* WORK REQUEST: The required answer is each line in the entries below where "time" occurs.

** EXERCISE DATA follows **

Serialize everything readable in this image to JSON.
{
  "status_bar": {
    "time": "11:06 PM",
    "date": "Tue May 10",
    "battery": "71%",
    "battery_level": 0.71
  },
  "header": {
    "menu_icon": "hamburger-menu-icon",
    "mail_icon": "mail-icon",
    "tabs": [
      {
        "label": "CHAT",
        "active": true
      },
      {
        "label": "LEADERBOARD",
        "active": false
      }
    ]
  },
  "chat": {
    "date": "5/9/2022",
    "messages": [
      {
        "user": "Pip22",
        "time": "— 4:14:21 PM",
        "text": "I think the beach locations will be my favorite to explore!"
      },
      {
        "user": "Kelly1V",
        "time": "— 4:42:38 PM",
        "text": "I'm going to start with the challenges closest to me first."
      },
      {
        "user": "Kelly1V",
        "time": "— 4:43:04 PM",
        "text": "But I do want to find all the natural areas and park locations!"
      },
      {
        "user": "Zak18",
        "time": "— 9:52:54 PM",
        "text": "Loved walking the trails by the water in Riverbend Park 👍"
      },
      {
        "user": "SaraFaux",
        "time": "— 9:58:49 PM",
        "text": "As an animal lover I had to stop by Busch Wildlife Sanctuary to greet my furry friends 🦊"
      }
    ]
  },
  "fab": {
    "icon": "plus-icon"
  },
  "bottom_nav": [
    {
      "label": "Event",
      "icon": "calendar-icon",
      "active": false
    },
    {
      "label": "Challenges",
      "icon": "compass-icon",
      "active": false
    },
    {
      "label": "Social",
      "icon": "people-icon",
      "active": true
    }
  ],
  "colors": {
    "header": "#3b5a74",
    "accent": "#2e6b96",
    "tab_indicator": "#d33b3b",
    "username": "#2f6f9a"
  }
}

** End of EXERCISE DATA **
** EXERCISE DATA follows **

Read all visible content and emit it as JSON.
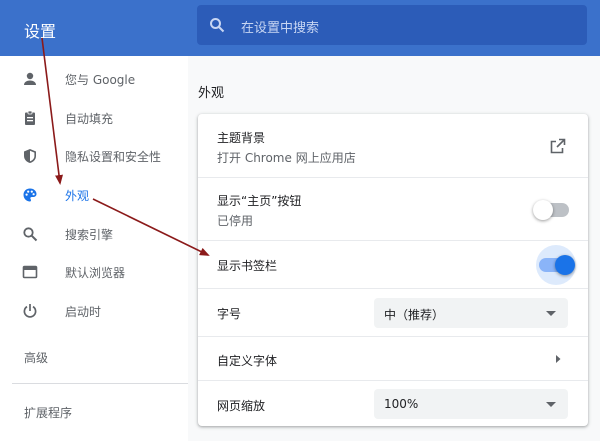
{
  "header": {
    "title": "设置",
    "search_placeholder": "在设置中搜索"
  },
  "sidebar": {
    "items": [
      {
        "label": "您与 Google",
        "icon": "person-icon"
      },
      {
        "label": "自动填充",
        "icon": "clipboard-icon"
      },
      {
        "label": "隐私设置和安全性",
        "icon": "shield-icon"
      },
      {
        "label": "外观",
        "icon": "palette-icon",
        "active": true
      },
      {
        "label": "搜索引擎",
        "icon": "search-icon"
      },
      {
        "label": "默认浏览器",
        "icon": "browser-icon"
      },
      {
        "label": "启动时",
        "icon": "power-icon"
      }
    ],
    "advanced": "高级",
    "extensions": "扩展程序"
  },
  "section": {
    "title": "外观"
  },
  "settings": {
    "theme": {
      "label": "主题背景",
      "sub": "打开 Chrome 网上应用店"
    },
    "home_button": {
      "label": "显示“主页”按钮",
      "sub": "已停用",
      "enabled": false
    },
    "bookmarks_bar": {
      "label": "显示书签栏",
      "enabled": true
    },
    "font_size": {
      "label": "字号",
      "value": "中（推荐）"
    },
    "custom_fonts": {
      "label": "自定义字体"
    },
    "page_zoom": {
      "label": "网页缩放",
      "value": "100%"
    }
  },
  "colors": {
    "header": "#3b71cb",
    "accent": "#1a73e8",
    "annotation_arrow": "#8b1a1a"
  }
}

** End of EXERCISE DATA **

* COMPLETED TASK:
    "time": "11:06 PM",
        "time": "— 4:14:21 PM",
        "time": "— 4:42:38 PM",
        "time": "— 4:43:04 PM",
        "time": "— 9:52:54 PM",
        "time": "— 9:58:49 PM",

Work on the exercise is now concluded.